▸ **DATA FOR THIS EXERCISE**

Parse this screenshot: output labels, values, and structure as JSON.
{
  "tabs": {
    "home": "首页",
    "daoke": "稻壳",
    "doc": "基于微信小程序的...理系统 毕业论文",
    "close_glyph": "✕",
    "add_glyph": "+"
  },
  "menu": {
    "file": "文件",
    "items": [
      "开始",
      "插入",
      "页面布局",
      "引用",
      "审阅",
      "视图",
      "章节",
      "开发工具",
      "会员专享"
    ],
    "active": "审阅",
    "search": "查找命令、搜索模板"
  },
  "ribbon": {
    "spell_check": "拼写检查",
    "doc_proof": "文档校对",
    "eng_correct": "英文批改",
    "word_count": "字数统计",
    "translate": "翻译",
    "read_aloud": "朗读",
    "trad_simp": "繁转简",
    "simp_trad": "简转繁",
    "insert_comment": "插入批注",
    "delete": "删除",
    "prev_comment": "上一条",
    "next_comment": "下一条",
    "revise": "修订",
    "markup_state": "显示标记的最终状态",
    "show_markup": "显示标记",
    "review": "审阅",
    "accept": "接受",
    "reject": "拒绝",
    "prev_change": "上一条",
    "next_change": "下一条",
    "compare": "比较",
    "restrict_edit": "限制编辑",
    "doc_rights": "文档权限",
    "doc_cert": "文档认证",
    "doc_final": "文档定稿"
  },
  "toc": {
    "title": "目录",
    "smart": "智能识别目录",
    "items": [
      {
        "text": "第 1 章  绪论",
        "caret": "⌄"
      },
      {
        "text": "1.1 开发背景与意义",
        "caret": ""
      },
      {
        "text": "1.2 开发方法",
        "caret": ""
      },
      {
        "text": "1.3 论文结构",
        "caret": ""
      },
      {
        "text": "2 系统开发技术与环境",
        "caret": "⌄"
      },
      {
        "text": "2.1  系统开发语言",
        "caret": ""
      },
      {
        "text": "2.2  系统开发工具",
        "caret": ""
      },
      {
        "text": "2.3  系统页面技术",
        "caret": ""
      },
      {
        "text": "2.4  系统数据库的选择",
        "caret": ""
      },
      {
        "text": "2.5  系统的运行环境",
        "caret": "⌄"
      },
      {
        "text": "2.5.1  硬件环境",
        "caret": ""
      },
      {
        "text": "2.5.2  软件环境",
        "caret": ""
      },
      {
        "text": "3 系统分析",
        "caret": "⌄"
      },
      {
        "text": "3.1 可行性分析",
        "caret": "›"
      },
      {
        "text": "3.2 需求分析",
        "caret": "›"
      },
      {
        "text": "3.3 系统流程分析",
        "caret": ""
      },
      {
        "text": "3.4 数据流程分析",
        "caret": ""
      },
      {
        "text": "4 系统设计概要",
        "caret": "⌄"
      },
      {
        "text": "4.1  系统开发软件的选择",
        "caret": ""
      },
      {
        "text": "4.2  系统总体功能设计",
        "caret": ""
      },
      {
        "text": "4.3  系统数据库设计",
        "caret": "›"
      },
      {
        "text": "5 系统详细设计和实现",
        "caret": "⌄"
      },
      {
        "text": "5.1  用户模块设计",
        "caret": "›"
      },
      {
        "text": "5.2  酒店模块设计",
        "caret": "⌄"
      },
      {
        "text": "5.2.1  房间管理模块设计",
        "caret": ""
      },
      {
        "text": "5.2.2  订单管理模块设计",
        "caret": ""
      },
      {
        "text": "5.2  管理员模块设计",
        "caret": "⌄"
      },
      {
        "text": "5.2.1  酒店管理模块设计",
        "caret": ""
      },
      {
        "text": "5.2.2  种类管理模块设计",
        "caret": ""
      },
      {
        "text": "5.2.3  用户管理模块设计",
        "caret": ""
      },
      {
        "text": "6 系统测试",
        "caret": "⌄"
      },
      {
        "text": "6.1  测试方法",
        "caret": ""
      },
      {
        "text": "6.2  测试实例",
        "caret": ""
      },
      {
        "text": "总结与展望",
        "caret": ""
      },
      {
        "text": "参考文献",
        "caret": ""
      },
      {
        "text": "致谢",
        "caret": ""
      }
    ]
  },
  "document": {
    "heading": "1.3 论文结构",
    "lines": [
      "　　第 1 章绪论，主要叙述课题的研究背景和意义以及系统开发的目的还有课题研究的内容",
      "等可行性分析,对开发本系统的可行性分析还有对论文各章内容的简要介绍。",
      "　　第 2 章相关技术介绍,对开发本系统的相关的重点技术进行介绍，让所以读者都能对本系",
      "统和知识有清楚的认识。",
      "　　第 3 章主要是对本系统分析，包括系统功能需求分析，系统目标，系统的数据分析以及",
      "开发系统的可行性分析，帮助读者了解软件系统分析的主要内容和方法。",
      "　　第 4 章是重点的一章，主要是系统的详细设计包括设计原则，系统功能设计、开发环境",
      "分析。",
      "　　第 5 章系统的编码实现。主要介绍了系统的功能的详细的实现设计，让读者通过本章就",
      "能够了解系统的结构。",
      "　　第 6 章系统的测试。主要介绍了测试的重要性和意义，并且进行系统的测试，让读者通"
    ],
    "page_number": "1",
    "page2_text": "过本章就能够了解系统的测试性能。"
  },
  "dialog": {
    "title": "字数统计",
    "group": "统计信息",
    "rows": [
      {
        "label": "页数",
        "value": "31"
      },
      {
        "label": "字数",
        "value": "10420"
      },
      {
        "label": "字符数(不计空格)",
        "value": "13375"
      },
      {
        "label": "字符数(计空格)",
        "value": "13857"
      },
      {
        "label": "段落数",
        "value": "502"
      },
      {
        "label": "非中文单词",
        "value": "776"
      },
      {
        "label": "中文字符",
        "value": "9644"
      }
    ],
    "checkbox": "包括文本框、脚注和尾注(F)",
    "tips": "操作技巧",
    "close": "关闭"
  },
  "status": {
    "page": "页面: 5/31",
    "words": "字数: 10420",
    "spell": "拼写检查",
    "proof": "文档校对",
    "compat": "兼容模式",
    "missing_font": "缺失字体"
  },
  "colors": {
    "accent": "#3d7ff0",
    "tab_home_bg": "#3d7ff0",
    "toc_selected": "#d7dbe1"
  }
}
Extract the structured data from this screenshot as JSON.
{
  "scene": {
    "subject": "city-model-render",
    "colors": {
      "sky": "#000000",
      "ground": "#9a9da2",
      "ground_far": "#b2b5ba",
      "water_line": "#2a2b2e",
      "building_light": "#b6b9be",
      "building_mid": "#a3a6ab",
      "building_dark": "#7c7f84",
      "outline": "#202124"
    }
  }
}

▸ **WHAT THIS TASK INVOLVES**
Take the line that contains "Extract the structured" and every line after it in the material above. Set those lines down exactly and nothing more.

▸ **TASK SOLUTION**
Extract the structured data from this screenshot as JSON.
{
  "scene": {
    "subject": "city-model-render",
    "colors": {
      "sky": "#000000",
      "ground": "#9a9da2",
      "ground_far": "#b2b5ba",
      "water_line": "#2a2b2e",
      "building_light": "#b6b9be",
      "building_mid": "#a3a6ab",
      "building_dark": "#7c7f84",
      "outline": "#202124"
    }
  }
}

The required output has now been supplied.